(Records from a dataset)
^^^^^^^^
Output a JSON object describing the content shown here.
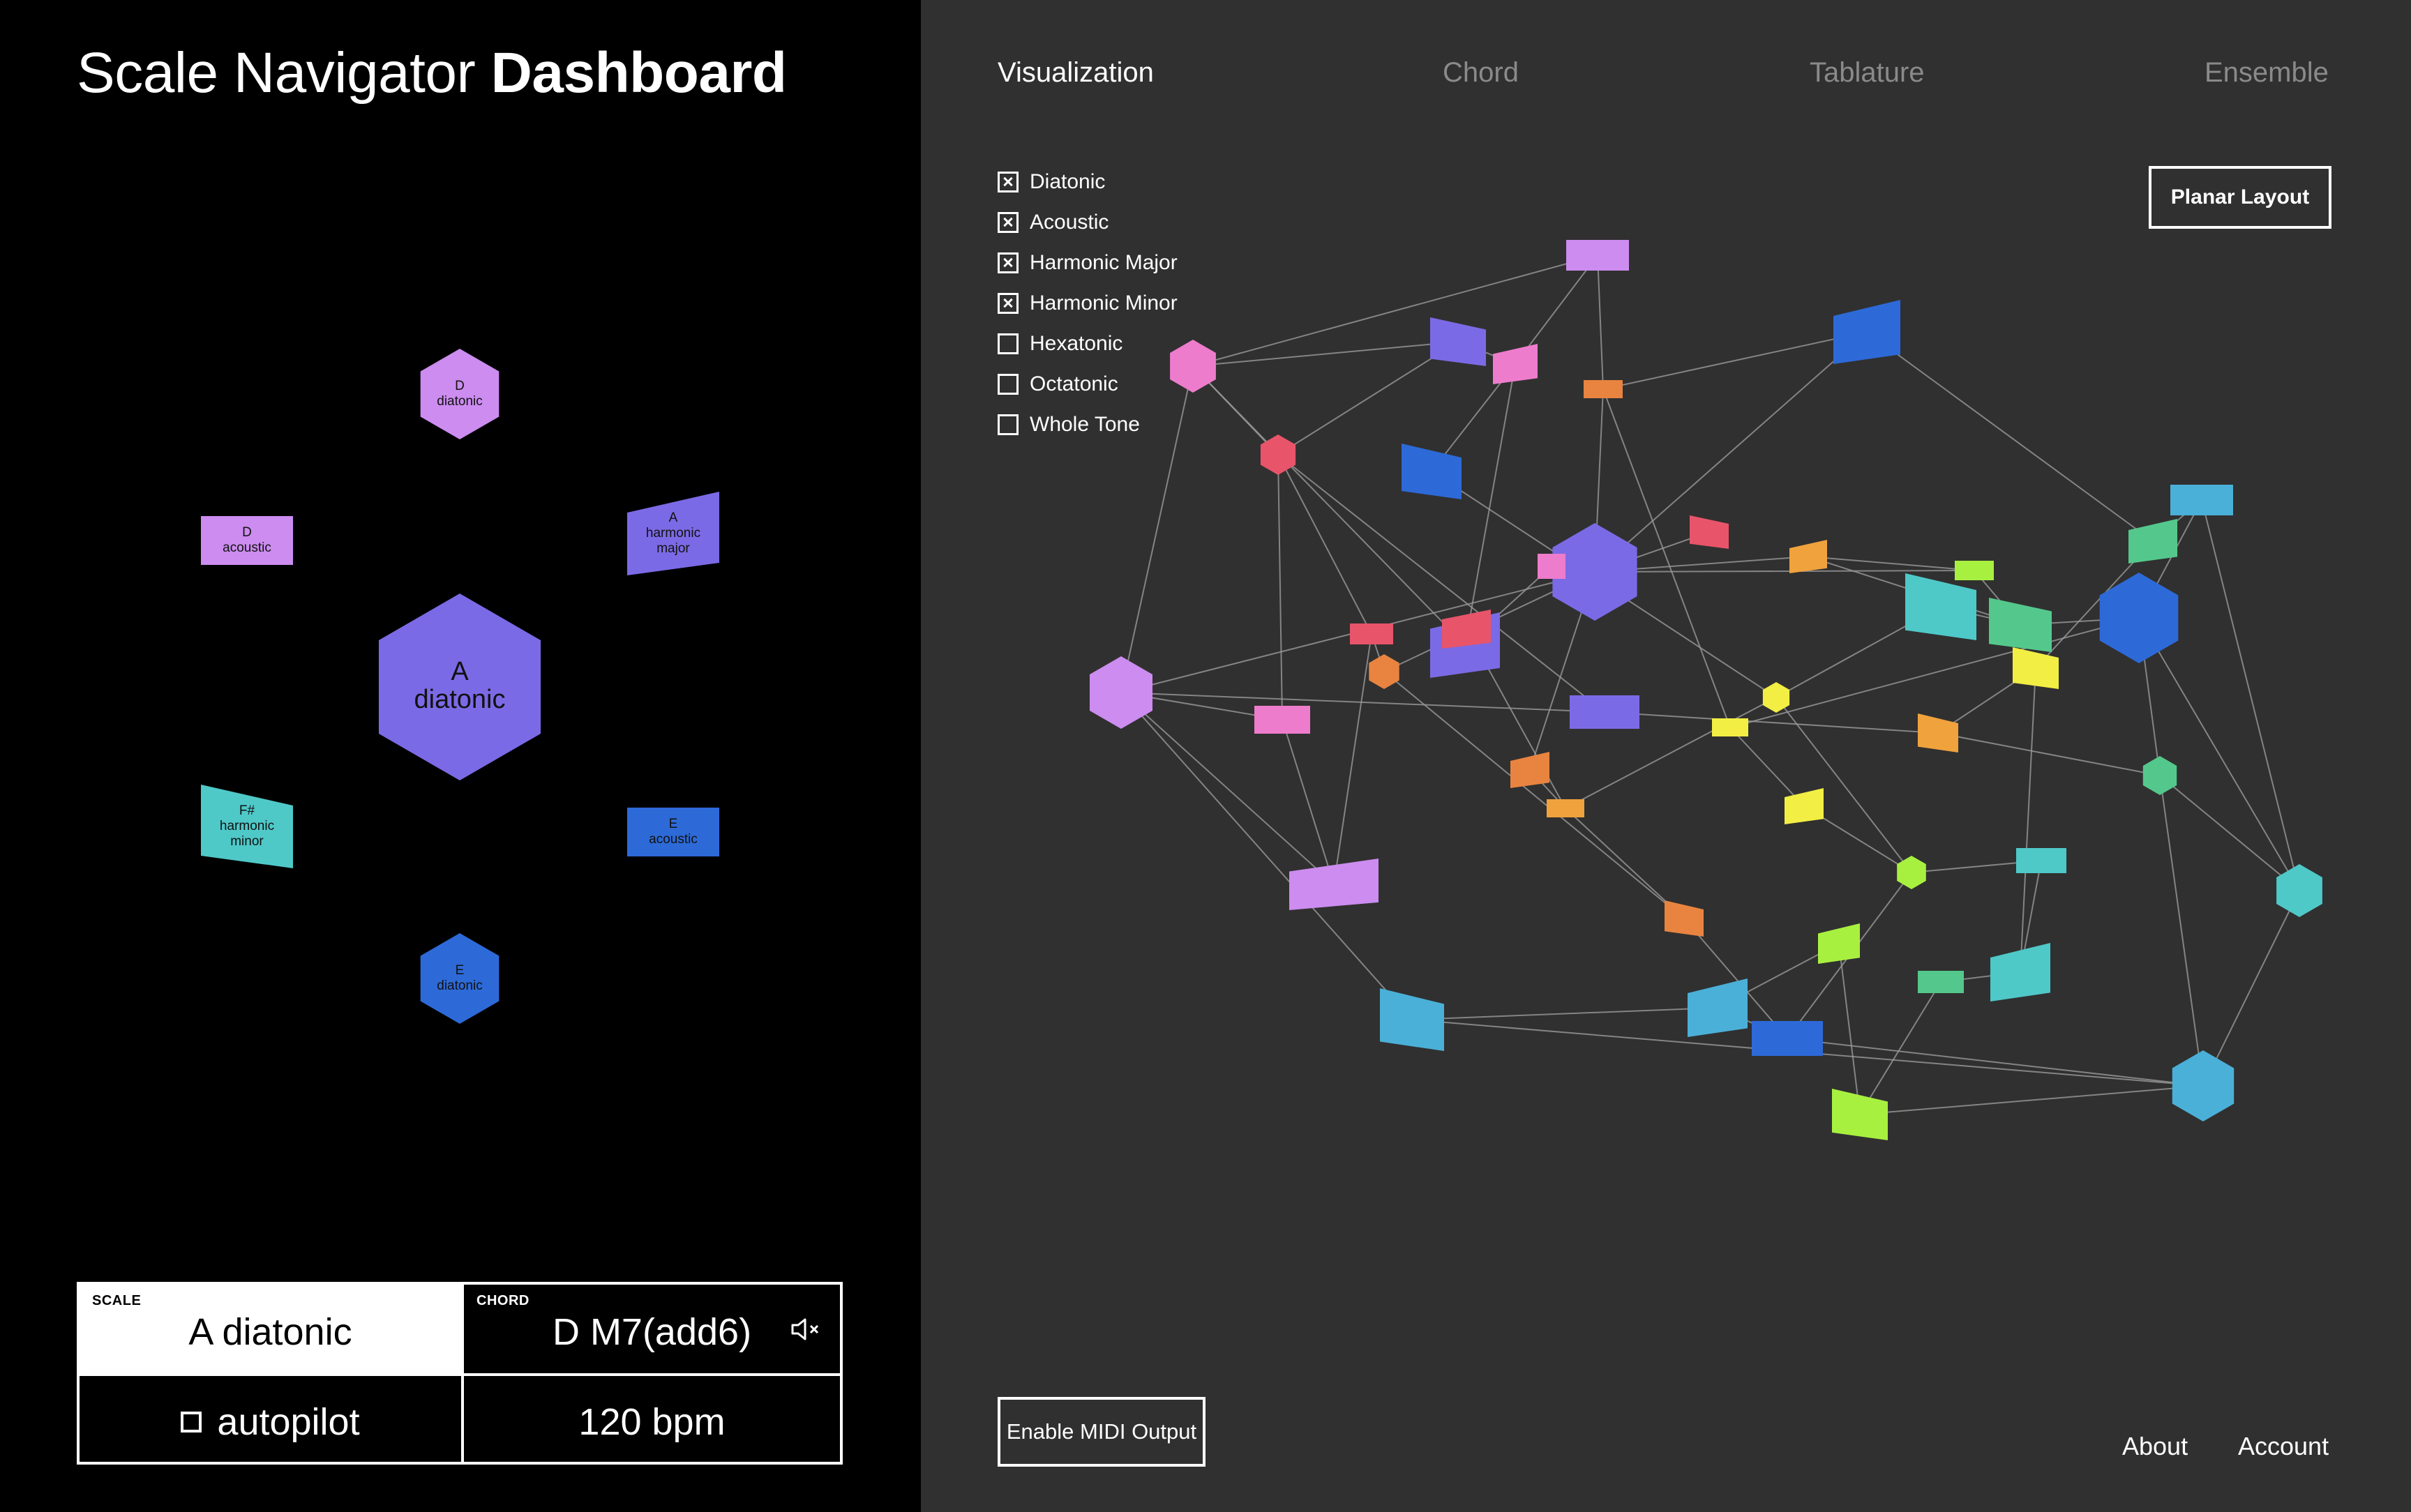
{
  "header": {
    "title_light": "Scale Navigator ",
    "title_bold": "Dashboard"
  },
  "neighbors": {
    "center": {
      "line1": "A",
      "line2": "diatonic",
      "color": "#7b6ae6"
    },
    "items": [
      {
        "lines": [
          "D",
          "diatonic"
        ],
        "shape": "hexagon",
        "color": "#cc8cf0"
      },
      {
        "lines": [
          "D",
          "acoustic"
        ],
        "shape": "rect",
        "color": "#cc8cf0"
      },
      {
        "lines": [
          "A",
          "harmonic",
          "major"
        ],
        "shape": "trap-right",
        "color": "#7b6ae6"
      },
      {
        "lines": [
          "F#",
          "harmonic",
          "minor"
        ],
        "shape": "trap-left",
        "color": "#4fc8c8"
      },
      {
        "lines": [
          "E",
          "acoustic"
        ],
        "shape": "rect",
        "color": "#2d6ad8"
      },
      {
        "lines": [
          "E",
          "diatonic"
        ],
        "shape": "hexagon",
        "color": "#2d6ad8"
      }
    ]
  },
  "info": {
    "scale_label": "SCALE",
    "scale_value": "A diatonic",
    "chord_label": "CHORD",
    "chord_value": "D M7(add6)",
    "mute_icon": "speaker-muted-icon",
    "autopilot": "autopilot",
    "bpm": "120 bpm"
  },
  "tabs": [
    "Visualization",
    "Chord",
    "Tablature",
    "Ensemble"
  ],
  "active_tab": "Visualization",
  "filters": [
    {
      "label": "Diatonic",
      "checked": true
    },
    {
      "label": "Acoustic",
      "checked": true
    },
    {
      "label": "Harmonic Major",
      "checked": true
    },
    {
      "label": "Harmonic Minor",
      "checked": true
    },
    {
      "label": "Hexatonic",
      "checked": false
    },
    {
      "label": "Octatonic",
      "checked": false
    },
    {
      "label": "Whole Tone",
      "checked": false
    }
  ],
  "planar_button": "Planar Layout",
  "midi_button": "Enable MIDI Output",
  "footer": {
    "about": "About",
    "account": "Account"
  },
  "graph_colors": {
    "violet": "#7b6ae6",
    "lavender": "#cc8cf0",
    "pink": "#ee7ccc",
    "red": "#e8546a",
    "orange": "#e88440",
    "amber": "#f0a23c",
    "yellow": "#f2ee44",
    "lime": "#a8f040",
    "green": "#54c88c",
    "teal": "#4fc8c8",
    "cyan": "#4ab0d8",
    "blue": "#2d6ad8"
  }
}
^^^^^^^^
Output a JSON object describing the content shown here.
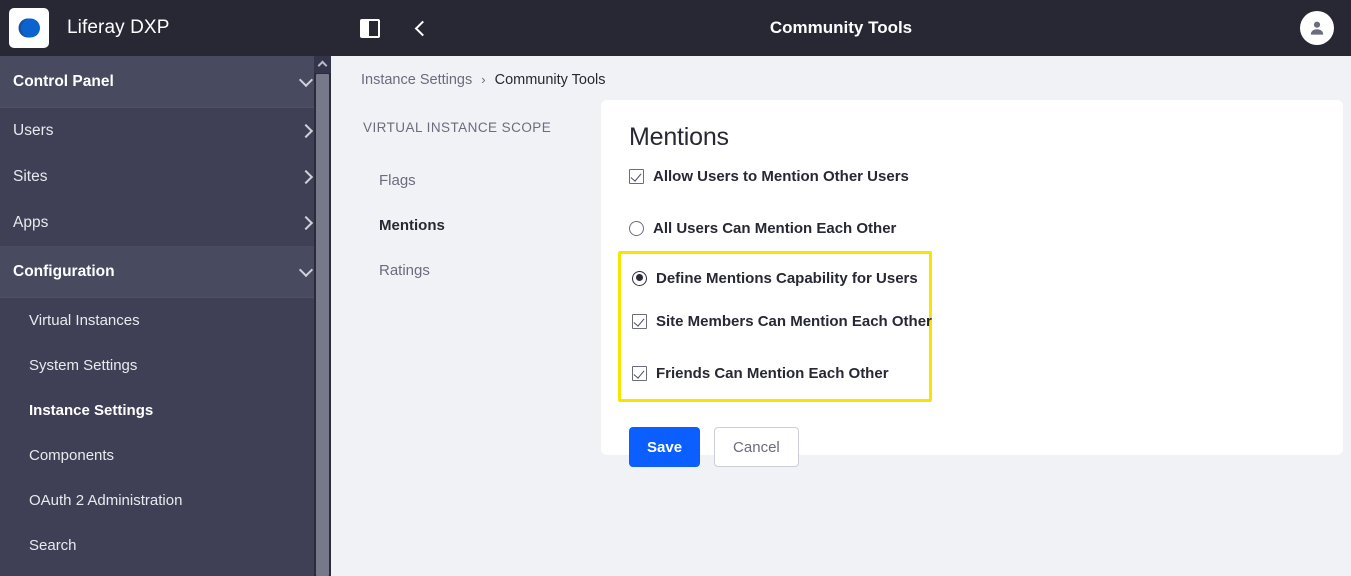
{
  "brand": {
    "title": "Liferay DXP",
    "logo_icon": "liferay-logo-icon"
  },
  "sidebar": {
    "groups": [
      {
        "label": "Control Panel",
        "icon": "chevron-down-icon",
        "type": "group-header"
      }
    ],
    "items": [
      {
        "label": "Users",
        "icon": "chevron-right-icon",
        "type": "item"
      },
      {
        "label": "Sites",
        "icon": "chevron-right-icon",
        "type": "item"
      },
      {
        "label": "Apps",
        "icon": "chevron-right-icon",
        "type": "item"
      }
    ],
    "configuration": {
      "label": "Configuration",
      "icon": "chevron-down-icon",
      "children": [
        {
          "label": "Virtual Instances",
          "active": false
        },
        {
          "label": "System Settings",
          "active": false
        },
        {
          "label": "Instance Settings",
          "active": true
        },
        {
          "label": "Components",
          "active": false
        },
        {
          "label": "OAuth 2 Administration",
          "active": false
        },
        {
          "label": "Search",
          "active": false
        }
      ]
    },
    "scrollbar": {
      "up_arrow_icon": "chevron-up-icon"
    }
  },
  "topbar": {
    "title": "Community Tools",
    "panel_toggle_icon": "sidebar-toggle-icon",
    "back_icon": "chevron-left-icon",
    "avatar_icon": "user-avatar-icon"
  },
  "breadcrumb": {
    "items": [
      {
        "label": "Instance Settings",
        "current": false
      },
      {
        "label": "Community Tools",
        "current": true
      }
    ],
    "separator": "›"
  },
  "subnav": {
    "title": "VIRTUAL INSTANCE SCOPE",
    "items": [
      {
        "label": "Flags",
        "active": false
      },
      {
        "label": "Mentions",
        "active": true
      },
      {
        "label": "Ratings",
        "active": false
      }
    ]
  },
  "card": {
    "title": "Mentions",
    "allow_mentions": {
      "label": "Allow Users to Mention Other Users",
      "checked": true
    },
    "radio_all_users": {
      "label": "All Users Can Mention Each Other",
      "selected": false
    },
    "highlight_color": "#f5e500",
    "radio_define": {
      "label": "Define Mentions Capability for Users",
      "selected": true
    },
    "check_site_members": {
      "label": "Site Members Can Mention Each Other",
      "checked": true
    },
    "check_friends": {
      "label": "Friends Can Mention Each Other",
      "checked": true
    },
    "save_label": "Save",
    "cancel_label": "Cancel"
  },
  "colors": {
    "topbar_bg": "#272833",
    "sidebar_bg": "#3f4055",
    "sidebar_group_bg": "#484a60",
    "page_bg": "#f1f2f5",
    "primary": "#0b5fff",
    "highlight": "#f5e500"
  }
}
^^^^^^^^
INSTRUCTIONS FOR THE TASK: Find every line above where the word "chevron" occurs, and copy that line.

TASK OUTPUT:
        "icon": "chevron-down-icon",
        "icon": "chevron-right-icon",
        "icon": "chevron-right-icon",
        "icon": "chevron-right-icon",
      "icon": "chevron-down-icon",
      "up_arrow_icon": "chevron-up-icon"
    "back_icon": "chevron-left-icon",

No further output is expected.